-------- EXTRACTED INFORMATION --------

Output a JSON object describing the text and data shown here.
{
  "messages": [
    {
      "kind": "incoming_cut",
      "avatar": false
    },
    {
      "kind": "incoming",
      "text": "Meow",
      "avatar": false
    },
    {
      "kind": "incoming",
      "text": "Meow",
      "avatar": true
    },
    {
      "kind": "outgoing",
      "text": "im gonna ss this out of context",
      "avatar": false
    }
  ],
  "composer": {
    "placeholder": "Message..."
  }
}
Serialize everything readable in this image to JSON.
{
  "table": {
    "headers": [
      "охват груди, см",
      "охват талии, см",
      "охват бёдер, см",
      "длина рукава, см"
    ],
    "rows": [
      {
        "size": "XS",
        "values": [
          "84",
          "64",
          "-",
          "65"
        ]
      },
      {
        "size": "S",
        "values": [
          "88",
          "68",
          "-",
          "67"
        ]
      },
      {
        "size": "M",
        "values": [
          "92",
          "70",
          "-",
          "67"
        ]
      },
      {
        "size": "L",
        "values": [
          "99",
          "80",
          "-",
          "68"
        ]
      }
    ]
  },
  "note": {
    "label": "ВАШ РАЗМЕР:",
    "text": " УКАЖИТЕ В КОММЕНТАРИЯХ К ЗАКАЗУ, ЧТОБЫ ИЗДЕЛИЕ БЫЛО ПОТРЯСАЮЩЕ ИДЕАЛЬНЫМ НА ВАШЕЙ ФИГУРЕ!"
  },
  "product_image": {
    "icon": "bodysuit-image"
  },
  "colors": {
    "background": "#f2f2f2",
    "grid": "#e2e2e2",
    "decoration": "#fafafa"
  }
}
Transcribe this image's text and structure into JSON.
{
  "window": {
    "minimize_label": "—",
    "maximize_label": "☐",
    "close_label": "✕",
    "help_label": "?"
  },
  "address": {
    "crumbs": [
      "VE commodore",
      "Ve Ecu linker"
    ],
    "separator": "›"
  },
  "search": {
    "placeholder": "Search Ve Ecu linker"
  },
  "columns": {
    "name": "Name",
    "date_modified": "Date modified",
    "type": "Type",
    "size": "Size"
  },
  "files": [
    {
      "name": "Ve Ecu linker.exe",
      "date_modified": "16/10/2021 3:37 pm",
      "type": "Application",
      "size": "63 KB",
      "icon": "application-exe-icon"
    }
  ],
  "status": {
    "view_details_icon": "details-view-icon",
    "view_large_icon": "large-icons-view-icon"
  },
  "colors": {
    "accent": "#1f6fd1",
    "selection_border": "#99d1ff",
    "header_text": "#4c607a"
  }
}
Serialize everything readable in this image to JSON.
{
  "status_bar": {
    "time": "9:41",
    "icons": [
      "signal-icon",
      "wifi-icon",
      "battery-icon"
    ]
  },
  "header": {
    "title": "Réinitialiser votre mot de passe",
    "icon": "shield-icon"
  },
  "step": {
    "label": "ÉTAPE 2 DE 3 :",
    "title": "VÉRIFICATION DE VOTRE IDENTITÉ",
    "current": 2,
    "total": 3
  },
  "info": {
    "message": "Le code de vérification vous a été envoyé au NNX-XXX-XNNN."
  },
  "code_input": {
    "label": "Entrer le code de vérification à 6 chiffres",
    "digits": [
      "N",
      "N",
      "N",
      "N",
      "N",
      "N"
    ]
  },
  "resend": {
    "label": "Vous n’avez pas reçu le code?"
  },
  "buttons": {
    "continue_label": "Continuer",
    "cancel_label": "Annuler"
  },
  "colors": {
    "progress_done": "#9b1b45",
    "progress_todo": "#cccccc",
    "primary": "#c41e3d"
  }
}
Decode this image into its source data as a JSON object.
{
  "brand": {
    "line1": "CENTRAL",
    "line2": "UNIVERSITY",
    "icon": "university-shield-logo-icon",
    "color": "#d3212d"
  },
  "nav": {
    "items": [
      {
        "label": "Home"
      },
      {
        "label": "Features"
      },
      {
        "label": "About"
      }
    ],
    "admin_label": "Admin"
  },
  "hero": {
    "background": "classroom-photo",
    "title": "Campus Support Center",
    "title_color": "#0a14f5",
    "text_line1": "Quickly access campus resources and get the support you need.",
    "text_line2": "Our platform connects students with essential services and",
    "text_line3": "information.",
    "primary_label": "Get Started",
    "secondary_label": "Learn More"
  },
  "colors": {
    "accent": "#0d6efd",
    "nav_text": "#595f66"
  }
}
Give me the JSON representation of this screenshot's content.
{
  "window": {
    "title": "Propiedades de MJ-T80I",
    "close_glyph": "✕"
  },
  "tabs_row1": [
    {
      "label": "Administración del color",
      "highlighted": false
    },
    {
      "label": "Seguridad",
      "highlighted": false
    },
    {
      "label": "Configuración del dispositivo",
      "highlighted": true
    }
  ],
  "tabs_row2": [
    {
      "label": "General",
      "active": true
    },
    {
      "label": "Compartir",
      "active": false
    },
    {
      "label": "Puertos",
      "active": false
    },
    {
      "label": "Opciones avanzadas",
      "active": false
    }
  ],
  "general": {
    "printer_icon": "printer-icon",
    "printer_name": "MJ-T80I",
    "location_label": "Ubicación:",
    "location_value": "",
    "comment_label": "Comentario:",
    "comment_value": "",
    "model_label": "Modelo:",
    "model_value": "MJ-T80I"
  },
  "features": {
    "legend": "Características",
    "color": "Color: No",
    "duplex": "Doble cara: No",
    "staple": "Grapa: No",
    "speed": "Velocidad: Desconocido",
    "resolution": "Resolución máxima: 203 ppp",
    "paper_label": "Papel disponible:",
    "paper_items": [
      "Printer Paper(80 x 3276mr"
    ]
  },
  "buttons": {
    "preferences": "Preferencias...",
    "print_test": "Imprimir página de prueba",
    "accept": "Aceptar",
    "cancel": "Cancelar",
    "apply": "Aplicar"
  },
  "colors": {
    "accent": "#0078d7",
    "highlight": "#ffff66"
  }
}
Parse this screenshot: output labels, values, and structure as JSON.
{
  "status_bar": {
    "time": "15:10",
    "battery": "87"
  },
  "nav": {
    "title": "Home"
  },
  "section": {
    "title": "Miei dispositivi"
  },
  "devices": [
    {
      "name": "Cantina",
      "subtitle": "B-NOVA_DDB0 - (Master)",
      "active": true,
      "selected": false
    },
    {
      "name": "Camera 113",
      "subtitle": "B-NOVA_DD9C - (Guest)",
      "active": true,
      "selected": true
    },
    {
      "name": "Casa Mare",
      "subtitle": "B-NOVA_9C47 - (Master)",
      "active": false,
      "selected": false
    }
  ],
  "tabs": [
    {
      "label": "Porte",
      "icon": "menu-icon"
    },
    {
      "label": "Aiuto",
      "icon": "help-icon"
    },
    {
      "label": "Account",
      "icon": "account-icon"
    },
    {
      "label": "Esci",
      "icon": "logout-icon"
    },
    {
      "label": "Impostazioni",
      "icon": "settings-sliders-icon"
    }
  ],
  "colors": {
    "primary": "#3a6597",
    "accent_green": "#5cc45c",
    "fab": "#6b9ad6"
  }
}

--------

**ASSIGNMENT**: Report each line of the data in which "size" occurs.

**RESULT BELOW**:
        "size": "XS",
        "size": "S",
        "size": "M",
        "size": "L",
    "size": "Size"
      "size": "63 KB",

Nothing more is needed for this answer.